Some say the place you’re from is what makes you who you are. If that truly is the case, then Sean Bowie certainly is a complex person. Born in Miami and raised in Knoxville, Tennessee, they attended college in Southern California and briefly resided in Leipzig, Germany. Bowie, better known by their recording name Yves Tumor, now lives and works in Turin, Italy. If that was too much, here’s a streamlined version: first Miami, then Knoxville, then Southern California, then Leipzig and now Turin. That’s a lot of places, and somehow, not a single one sticks out as a prominent influence on Tumor’s music.
Yves Tumor’s brand of rock is unlike that of any other artist. They have so many influences it’s hard to pinpoint exactly where the Yves Tumor sound comes from. However, it has been said that Tumor started making music as a way to escape their conservative and growth-stunting surroundings in Knoxville. Of all the places that have shaped Tumor, this is the most important one. Their music is an artful, expressive escape from the bland and monochrome ordinary, established by 2018’s outstanding Safe in the Hands of Love. Their most recent album, Heaven to a Tortured Mind, keeps that same momentum.
Heaven to a Tortured Mind is a bit of a throwback album, calling back to the massive sounds of ’90s behemoths like Smashing Pumpkins and Pearl Jam, but the record is like the weird kid brother to that style. The album’s foundations are laid in huge choruses and soaring riffs. Tumor is never afraid of exploring other genres, but this project always seems to return to its rock roots. Somehow, all this mixing and matching works, and it works really well. Thanks to Tumor’s fearless exploration, Heaven to a Tortured Mind is as sticky and enjoyable as an album can get.

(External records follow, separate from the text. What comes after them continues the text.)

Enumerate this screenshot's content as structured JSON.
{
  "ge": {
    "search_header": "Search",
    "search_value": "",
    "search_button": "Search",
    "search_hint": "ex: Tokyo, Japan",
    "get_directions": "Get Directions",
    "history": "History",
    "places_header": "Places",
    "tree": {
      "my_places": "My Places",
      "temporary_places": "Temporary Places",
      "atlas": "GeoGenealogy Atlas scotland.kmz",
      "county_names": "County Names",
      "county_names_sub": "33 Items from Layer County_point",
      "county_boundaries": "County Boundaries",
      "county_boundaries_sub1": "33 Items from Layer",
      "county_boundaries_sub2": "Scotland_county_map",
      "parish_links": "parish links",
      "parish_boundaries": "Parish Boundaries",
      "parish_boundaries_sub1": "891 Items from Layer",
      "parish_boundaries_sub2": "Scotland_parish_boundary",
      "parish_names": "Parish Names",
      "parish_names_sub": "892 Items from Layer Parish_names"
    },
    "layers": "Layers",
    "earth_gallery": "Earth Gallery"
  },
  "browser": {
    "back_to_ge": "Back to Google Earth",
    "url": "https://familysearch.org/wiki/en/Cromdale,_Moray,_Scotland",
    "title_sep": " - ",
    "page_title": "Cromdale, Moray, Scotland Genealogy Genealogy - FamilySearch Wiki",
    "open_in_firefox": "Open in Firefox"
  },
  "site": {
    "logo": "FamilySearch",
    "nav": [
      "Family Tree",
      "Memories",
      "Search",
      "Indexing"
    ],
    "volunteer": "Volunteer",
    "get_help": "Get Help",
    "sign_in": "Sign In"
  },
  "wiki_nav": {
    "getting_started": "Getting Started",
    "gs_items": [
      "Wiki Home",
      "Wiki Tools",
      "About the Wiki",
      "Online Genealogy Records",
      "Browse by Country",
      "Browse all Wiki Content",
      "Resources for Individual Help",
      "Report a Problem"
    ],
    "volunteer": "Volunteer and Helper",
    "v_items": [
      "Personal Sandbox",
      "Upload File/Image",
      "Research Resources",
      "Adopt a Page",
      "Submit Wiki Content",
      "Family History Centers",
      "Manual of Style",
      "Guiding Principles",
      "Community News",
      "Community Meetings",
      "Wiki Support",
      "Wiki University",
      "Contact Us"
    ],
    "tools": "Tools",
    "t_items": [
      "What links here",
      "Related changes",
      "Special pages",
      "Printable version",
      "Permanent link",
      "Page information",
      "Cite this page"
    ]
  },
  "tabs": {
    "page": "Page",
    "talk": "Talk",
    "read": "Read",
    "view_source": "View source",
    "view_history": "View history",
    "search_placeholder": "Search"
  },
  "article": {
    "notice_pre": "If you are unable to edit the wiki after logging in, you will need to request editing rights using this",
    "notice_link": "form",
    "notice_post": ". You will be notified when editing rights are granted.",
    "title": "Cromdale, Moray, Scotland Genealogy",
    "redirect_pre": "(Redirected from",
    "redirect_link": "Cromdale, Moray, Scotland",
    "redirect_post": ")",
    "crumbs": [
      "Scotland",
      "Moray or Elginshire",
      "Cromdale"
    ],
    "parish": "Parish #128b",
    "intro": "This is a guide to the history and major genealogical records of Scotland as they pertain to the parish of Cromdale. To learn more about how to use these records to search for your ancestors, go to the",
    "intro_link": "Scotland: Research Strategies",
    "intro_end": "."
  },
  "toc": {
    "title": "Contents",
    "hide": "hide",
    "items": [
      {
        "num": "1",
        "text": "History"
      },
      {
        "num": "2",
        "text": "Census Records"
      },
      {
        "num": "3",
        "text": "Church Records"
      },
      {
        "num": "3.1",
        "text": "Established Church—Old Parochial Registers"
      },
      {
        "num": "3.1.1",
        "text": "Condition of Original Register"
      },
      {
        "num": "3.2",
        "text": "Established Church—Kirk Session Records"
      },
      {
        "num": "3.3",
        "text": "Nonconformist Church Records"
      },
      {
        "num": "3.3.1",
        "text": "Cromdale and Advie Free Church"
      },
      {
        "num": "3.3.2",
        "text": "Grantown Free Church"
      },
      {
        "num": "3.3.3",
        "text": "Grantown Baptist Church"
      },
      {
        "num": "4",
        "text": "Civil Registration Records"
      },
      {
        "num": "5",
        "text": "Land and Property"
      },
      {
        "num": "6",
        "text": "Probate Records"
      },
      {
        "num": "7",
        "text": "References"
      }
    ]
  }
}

Take “Medicine Burn” as an example of this fearlessness. Outwardly, it sounds like a standard rock song, but there’s a whole lot more going on beneath the hood. The cacophonous guitars live on the verge of noise, and around the middle of the song they suddenly and abrasively break the noise barrier, erupting into nothing short of pure madness. Surprisingly, the track eventually fades into nothing more than a handful of futuristic blips and bleps, with no trace of the earlier instrumentation to be found. But somehow this combination works, resulting in one of the most infectious songs on the album, all thanks to Tumor’s ability to wrangle any sound exactly the way they want to. Their lyrics perfectly accentuate the noise, with lines like “He’s got scarlet colored teeth, she had severed heads / And six hundred teeth, and six hundred / And six hundred, and six hundred,” making the song even stickier than it already was.

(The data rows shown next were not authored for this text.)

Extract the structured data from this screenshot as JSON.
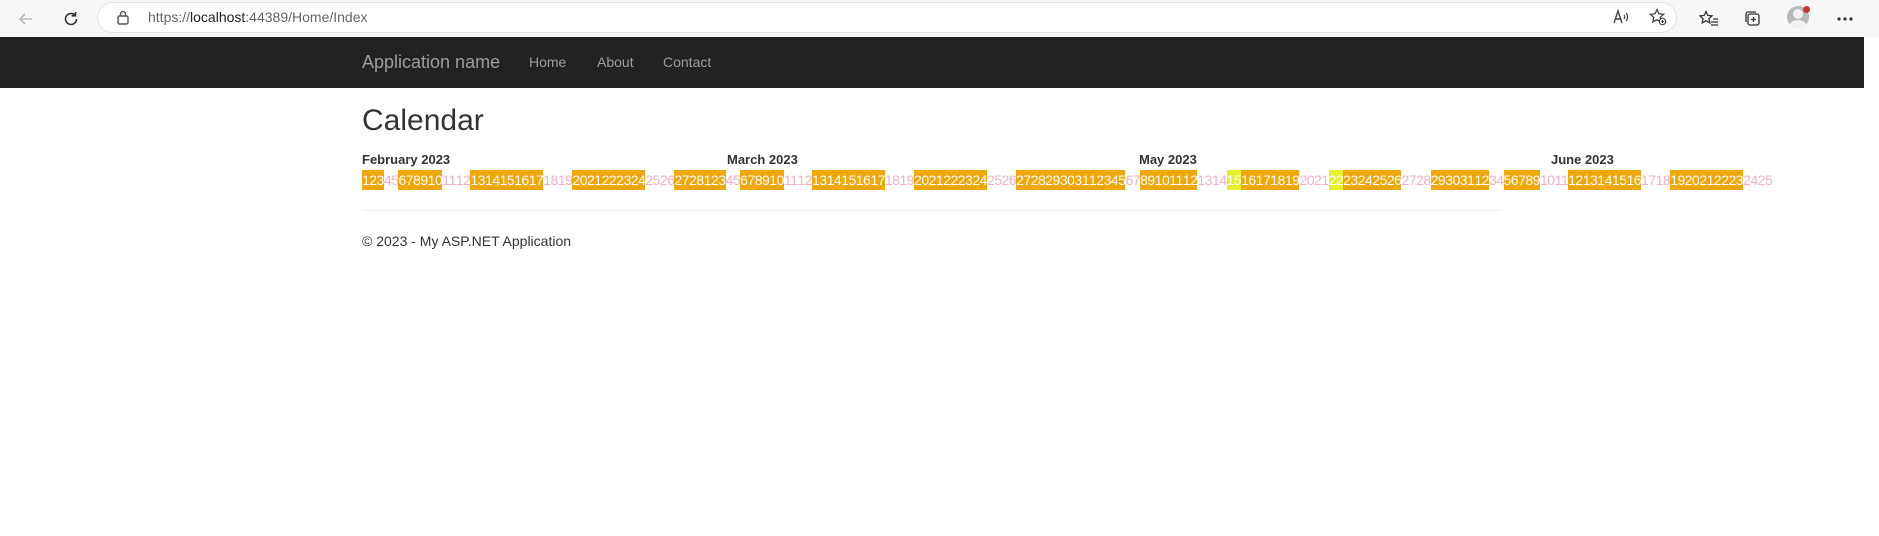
{
  "browser": {
    "url_prefix": "https://",
    "url_host": "localhost",
    "url_rest": ":44389/Home/Index"
  },
  "app": {
    "brand": "Application name",
    "nav": [
      {
        "label": "Home"
      },
      {
        "label": "About"
      },
      {
        "label": "Contact"
      }
    ]
  },
  "page": {
    "title": "Calendar",
    "footer": "© 2023 - My ASP.NET Application"
  },
  "colors": {
    "highlight": "#F0A70A",
    "today": "#E4F02B",
    "plain_text": "#F3B0C8",
    "navbar": "#222222"
  },
  "calendar": {
    "months": [
      {
        "title": "February 2023"
      },
      {
        "title": "March 2023"
      },
      {
        "title": "May 2023"
      },
      {
        "title": "June 2023"
      }
    ],
    "days": [
      {
        "t": "1",
        "s": "h"
      },
      {
        "t": "2",
        "s": "h"
      },
      {
        "t": "3",
        "s": "h"
      },
      {
        "t": "4",
        "s": "p"
      },
      {
        "t": "5",
        "s": "p"
      },
      {
        "t": "6",
        "s": "h"
      },
      {
        "t": "7",
        "s": "h"
      },
      {
        "t": "8",
        "s": "h"
      },
      {
        "t": "9",
        "s": "h"
      },
      {
        "t": "10",
        "s": "h"
      },
      {
        "t": "11",
        "s": "p"
      },
      {
        "t": "12",
        "s": "p"
      },
      {
        "t": "13",
        "s": "h"
      },
      {
        "t": "14",
        "s": "h"
      },
      {
        "t": "15",
        "s": "h"
      },
      {
        "t": "16",
        "s": "h"
      },
      {
        "t": "17",
        "s": "h"
      },
      {
        "t": "18",
        "s": "p"
      },
      {
        "t": "19",
        "s": "p"
      },
      {
        "t": "20",
        "s": "h"
      },
      {
        "t": "21",
        "s": "h"
      },
      {
        "t": "22",
        "s": "h"
      },
      {
        "t": "23",
        "s": "h"
      },
      {
        "t": "24",
        "s": "h"
      },
      {
        "t": "25",
        "s": "p"
      },
      {
        "t": "26",
        "s": "p"
      },
      {
        "t": "27",
        "s": "h"
      },
      {
        "t": "28",
        "s": "h"
      },
      {
        "t": "1",
        "s": "h"
      },
      {
        "t": "2",
        "s": "h"
      },
      {
        "t": "3",
        "s": "h"
      },
      {
        "t": "4",
        "s": "p"
      },
      {
        "t": "5",
        "s": "p"
      },
      {
        "t": "6",
        "s": "h"
      },
      {
        "t": "7",
        "s": "h"
      },
      {
        "t": "8",
        "s": "h"
      },
      {
        "t": "9",
        "s": "h"
      },
      {
        "t": "10",
        "s": "h"
      },
      {
        "t": "11",
        "s": "p"
      },
      {
        "t": "12",
        "s": "p"
      },
      {
        "t": "13",
        "s": "h"
      },
      {
        "t": "14",
        "s": "h"
      },
      {
        "t": "15",
        "s": "h"
      },
      {
        "t": "16",
        "s": "h"
      },
      {
        "t": "17",
        "s": "h"
      },
      {
        "t": "18",
        "s": "p"
      },
      {
        "t": "19",
        "s": "p"
      },
      {
        "t": "20",
        "s": "h"
      },
      {
        "t": "21",
        "s": "h"
      },
      {
        "t": "22",
        "s": "h"
      },
      {
        "t": "23",
        "s": "h"
      },
      {
        "t": "24",
        "s": "h"
      },
      {
        "t": "25",
        "s": "p"
      },
      {
        "t": "26",
        "s": "p"
      },
      {
        "t": "27",
        "s": "h"
      },
      {
        "t": "28",
        "s": "h"
      },
      {
        "t": "29",
        "s": "h"
      },
      {
        "t": "30",
        "s": "h"
      },
      {
        "t": "31",
        "s": "h"
      },
      {
        "t": "1",
        "s": "h"
      },
      {
        "t": "2",
        "s": "h"
      },
      {
        "t": "3",
        "s": "h"
      },
      {
        "t": "4",
        "s": "h"
      },
      {
        "t": "5",
        "s": "h"
      },
      {
        "t": "6",
        "s": "p"
      },
      {
        "t": "7",
        "s": "p"
      },
      {
        "t": "8",
        "s": "h"
      },
      {
        "t": "9",
        "s": "h"
      },
      {
        "t": "10",
        "s": "h"
      },
      {
        "t": "11",
        "s": "h"
      },
      {
        "t": "12",
        "s": "h"
      },
      {
        "t": "13",
        "s": "p"
      },
      {
        "t": "14",
        "s": "p"
      },
      {
        "t": "15",
        "s": "y"
      },
      {
        "t": "16",
        "s": "h"
      },
      {
        "t": "17",
        "s": "h"
      },
      {
        "t": "18",
        "s": "h"
      },
      {
        "t": "19",
        "s": "h"
      },
      {
        "t": "20",
        "s": "p"
      },
      {
        "t": "21",
        "s": "p"
      },
      {
        "t": "22",
        "s": "y"
      },
      {
        "t": "23",
        "s": "h"
      },
      {
        "t": "24",
        "s": "h"
      },
      {
        "t": "25",
        "s": "h"
      },
      {
        "t": "26",
        "s": "h"
      },
      {
        "t": "27",
        "s": "p"
      },
      {
        "t": "28",
        "s": "p"
      },
      {
        "t": "29",
        "s": "h"
      },
      {
        "t": "30",
        "s": "h"
      },
      {
        "t": "31",
        "s": "h"
      },
      {
        "t": "1",
        "s": "h"
      },
      {
        "t": "2",
        "s": "h"
      },
      {
        "t": "3",
        "s": "p"
      },
      {
        "t": "4",
        "s": "p"
      },
      {
        "t": "5",
        "s": "h"
      },
      {
        "t": "6",
        "s": "h"
      },
      {
        "t": "7",
        "s": "h"
      },
      {
        "t": "8",
        "s": "h"
      },
      {
        "t": "9",
        "s": "h"
      },
      {
        "t": "10",
        "s": "p"
      },
      {
        "t": "11",
        "s": "p"
      },
      {
        "t": "12",
        "s": "h"
      },
      {
        "t": "13",
        "s": "h"
      },
      {
        "t": "14",
        "s": "h"
      },
      {
        "t": "15",
        "s": "h"
      },
      {
        "t": "16",
        "s": "h"
      },
      {
        "t": "17",
        "s": "p"
      },
      {
        "t": "18",
        "s": "p"
      },
      {
        "t": "19",
        "s": "h"
      },
      {
        "t": "20",
        "s": "h"
      },
      {
        "t": "21",
        "s": "h"
      },
      {
        "t": "22",
        "s": "h"
      },
      {
        "t": "23",
        "s": "h"
      },
      {
        "t": "24",
        "s": "p"
      },
      {
        "t": "25",
        "s": "p"
      }
    ]
  }
}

Some of the tracks, like “Gospel for a New Century” and “Kerosene!,” lean more heavily toward the rock end of the spectrum, and they’re all the better for it. These rock songs are something of a cheat code for Tumor. They pull them out like a winning card hidden in their sleeve; these songs cannot be beat. They sound like they’re made for stadium tours, even though they incorporate typical non-rock instrumentation like bombastic brass or dreamy keys and synthesizers. They both have gigantic hooks that practically beg to be screamed out loud for the whole world to hear. Miraculously, these aren’t the only songs that stand out on the record.

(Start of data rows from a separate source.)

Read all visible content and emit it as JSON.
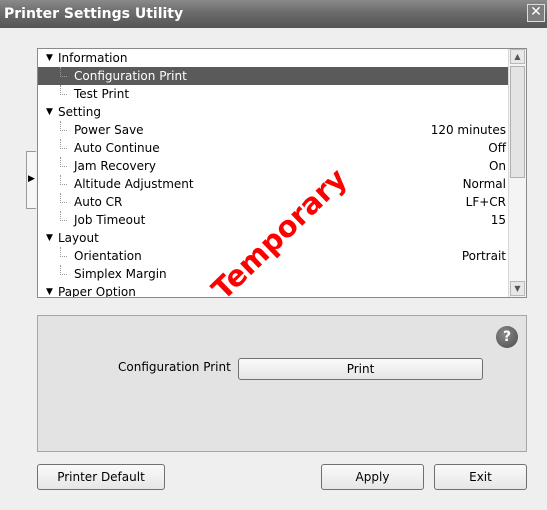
{
  "window": {
    "title": "Printer Settings Utility",
    "close_label": "✕"
  },
  "tree": {
    "rows": [
      {
        "label": "Information",
        "value": "",
        "level": 0,
        "expanded": true,
        "selected": false
      },
      {
        "label": "Configuration Print",
        "value": "",
        "level": 1,
        "selected": true
      },
      {
        "label": "Test Print",
        "value": "",
        "level": 1,
        "selected": false
      },
      {
        "label": "Setting",
        "value": "",
        "level": 0,
        "expanded": true,
        "selected": false
      },
      {
        "label": "Power Save",
        "value": "120 minutes",
        "level": 1,
        "selected": false
      },
      {
        "label": "Auto Continue",
        "value": "Off",
        "level": 1,
        "selected": false
      },
      {
        "label": "Jam Recovery",
        "value": "On",
        "level": 1,
        "selected": false
      },
      {
        "label": "Altitude Adjustment",
        "value": "Normal",
        "level": 1,
        "selected": false
      },
      {
        "label": "Auto CR",
        "value": "LF+CR",
        "level": 1,
        "selected": false
      },
      {
        "label": "Job Timeout",
        "value": "15",
        "level": 1,
        "selected": false
      },
      {
        "label": "Layout",
        "value": "",
        "level": 0,
        "expanded": true,
        "selected": false
      },
      {
        "label": "Orientation",
        "value": "Portrait",
        "level": 1,
        "selected": false
      },
      {
        "label": "Simplex Margin",
        "value": "",
        "level": 1,
        "selected": false
      },
      {
        "label": "Paper Option",
        "value": "",
        "level": 0,
        "expanded": true,
        "selected": false
      }
    ]
  },
  "detail": {
    "config_label": "Configuration Print",
    "print_button": "Print",
    "help_label": "?"
  },
  "footer": {
    "printer_default": "Printer Default",
    "apply": "Apply",
    "exit": "Exit"
  },
  "watermark": "Temporary",
  "colors": {
    "selected_row": "#5a5a5a",
    "watermark": "#ff0000"
  }
}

When Tumor begins to slow things down and turn a bit darker and more insular, they begin to shine brightest. “Hasdallen Lights” is the best example of this, though “Strawberry Privilege” and “Super Stars” deserve to be mentioned as well. “Hasdallen Lights” kicks off with a little warped guitar lick that is quickly joined by a moody string section, supporting Tumor as they ask questions like “What are your running from? / What do you miss? / Tell me, what do you crave? / How do you feel?” in a delicate falsetto, as Tumor is asking themself these very questions. After a couple of repetitions, Tumor, drenched in despair and reverb, finally begins to piece the answers together: “Her song, her song, her song … Running from my shadow … I miss the sound of you … trouble, trouble, trouble.” It is in these moments that Tumor begins to show who they really are and how the places they grew and developed in affected them.
Heaven to a Tortured Mind is the perfect follow-up record to Safe in the Hands of Love. It takes Safe’s already accessible version of rock-infused avant-garde music and makes it simultaneously more rock-centric and more experimental. It’s a bit of a tough combination to wrangle together without sounding like you’re trying too hard to be experimental, but Tumor managed to pull it off with ease. Given that Heaven to a Tortured Soul builds off of Safe in the Hands of Love, where Tumor goes next remains up in the air. They might go more toward rock, they might go more toward ambience or noise or they might go somewhere completely different. Tumor’s trajectory remains cloudy and uncertain, but that uncertainty is what makes their music so captivating and exciting.